Fees & charges Minimal. But watch out for currency conversion fees, transaction fees Many fees to look out for – late payment fees, annual fees, etc. Late payment also incurs high interest rates (around 25%)
Security Once a fraudulent charge is made and auto-debited from your account, it’s very hard to get your money back If you are vigilant with your card charges, you can spot and block fraudulent charges before paying
Benefits Cashback, NETS rebates, rewards programmes. Typically not as good as that of credit cards Cashback, air miles, rewards points and other perks, depending on the credit card

You can pay for the same pair of shoes using a debit card or a credit card. In both cases, you key in the card number and security details (e.g. a CVV2 number). The key difference lies in what happens after that charge is made.

When you use a credit card, you pay with borrowed money from the bank. The bank pays the merchant for your shoes. At the end of the month, the bank will ask you to return the money.

That’s why it’s harder to get a credit card than a debit card – the former usually has some sort of minimum income requirement.
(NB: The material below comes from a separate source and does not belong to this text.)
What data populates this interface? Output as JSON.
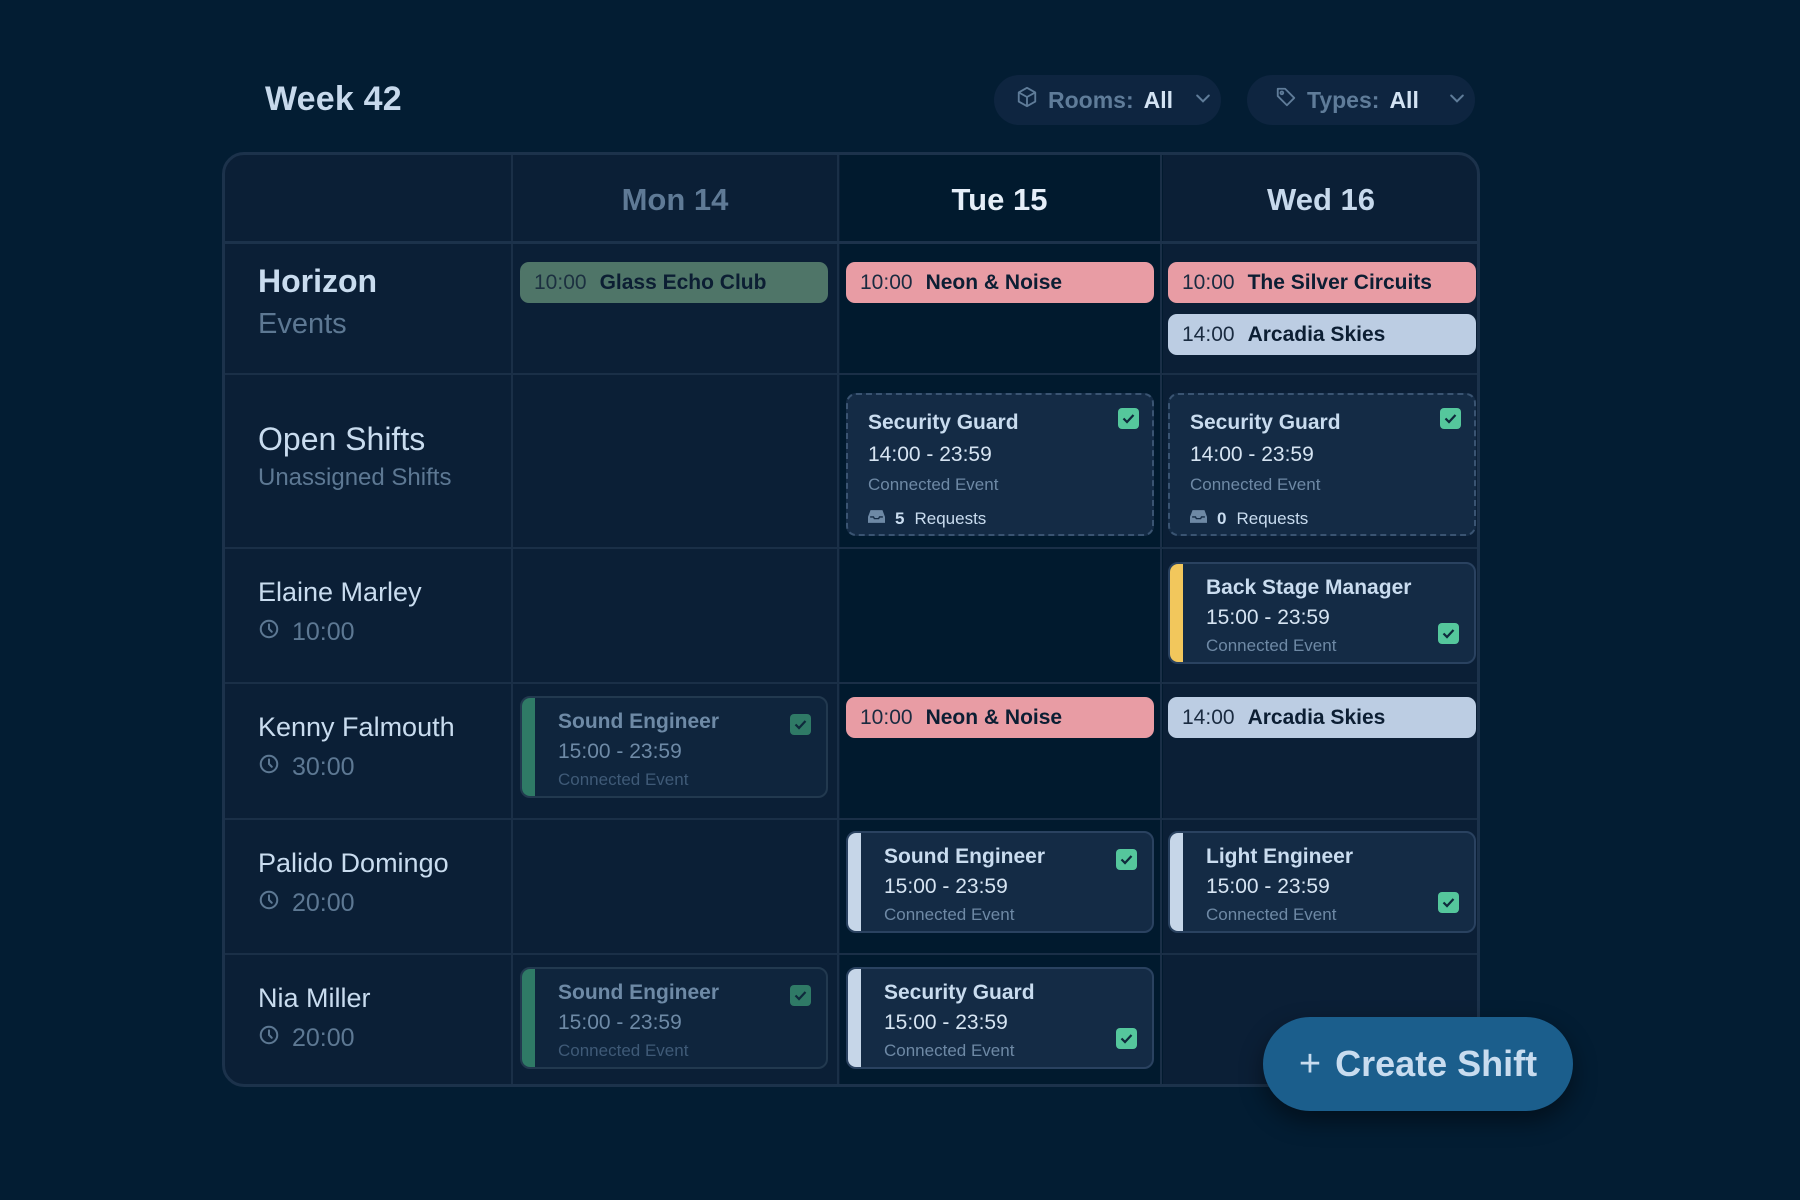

The banks want to make sure that you actually have the means to pay them back.

Do you use a debit card or credit card? Tell us why in the comments.



Related articles:

Is It Better to Pay by Credit Card or Debit Card?

5 Reasons to Open a Multi-Currency Account Before the End of the Year

Visa vs Mastercard vs American Express – Which is best?

Keep updated with all the news!

Tags: ,

Clara Lim

I used to be MoneyDumb. I hung out at H&M every day and thought that a $50 lunch set was a good deal. These days, I spend my time researching the crap out of life and trying to maximise utility on micro-decisions. I'm not sure if that's an improvement.